▸ **Exercise goal**
Give the number of lines in the records below that hold "accept"; nothing else is needed.
= Beginning of Section =
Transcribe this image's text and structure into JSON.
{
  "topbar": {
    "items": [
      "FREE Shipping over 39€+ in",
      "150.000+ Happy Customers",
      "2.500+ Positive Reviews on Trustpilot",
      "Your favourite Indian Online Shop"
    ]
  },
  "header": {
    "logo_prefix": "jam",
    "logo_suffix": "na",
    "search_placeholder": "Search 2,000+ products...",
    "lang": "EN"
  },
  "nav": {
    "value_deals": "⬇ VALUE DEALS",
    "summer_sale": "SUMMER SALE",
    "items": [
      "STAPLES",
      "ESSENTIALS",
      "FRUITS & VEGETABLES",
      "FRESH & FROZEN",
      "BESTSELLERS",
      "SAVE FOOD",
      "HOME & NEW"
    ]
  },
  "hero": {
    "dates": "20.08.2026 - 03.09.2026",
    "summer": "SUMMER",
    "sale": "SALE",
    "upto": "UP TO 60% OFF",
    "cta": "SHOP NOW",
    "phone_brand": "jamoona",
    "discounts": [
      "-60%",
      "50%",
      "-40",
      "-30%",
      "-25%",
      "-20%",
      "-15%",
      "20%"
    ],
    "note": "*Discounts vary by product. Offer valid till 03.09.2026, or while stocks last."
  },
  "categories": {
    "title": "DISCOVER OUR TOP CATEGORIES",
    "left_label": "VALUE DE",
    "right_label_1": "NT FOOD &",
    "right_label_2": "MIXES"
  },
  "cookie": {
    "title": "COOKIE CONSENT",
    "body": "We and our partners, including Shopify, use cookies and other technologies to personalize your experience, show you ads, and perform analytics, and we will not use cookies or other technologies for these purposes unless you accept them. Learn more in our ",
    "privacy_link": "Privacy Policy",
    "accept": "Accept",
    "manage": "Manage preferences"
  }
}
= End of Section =
▸ **Exercise answer**
2